When it comes to discussing victimless crimes – that is, crimes where those involved are willing participants – one is to inevitably address drug abuse. In Chapter 14 of Criminology Today: An Integrative Introduction, which this paper summarizes, Schmalleger (2018) explores the issue. Illegal drugs in America were made use of throughout the 19th and early 20th centuries, but it was almost exclusively artistic individuals who lent themselves to them. A change occurred in the late 1960s – early 1970s, during the hippie movement, when psychoactive substances became massively accepted.
There is quite a number of sources providing data on the issue in the United States. A particularly interesting report has been published by the National Survey on Drug Use and Health (NSDUH). It shows the amount users of specific drugs among Americans who are 12 and older, according to which marijuana is the one most commonly resorted to – and by a substantial margin. However, the percentage of the population using it varies depending on the state.
It has been estimated that if the current statistics are accurate, the implication would be that nowadays, drug abuse is not as serious of a problem as it was before. Unfortunately, there might be some methodological problems when it comes to conducting nationwide surveys that are able to make the results not as authoritative.
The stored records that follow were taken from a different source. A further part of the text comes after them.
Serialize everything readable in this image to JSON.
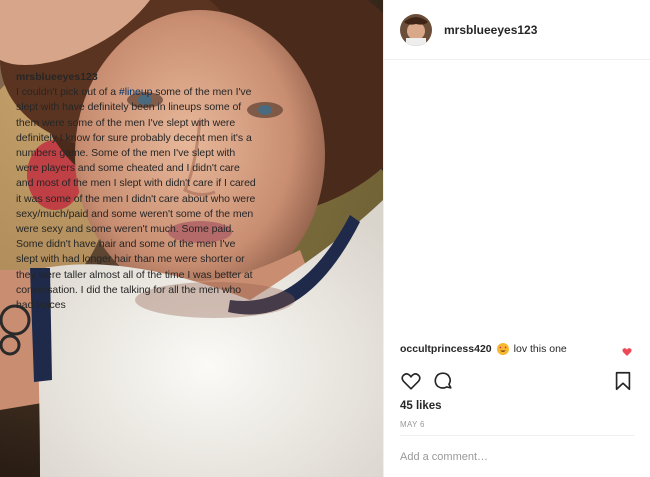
{
  "post": {
    "username": "mrsblueeyes123",
    "caption": {
      "username": "mrsblueeyes123",
      "text_before_tag": "I couldn't pick out of a ",
      "hashtag": "#lineup",
      "text_after_tag": " some of the men I've slept with have definitely been in lineups some of them were some of the men I've slept with were definitely I know for sure probably decent men it's a numbers game. Some of the men I've slept with were players and some cheated and I didn't care and most of the men I slept with didn't care if I cared it was some of the men I didn't care about who were sexy/much/paid and some weren't some of the men were sexy and some weren't much. Some paid. Some didn't have hair and some of the men I've slept with had longer hair than me were shorter or they were taller almost all of the time I was better at conversation. I did the talking for all the men who had voices"
    },
    "comment": {
      "username": "occultprincess420",
      "emoji": "heart-eyes-emoji",
      "text": "lov this one"
    },
    "likes": "45 likes",
    "date": "MAY 6",
    "add_comment_placeholder": "Add a comment…"
  },
  "colors": {
    "like_red": "#ed4956",
    "hashtag_blue": "#003569",
    "muted": "#999999"
  },
  "icons": [
    "heart-icon",
    "comment-icon",
    "bookmark-icon",
    "small-heart-icon"
  ]
}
Nevertheless, NSDUH authors have recognized and acknowledged that on their website.
Schmalleger, F. (2018). Criminology today: An integrative introduction. Pearson.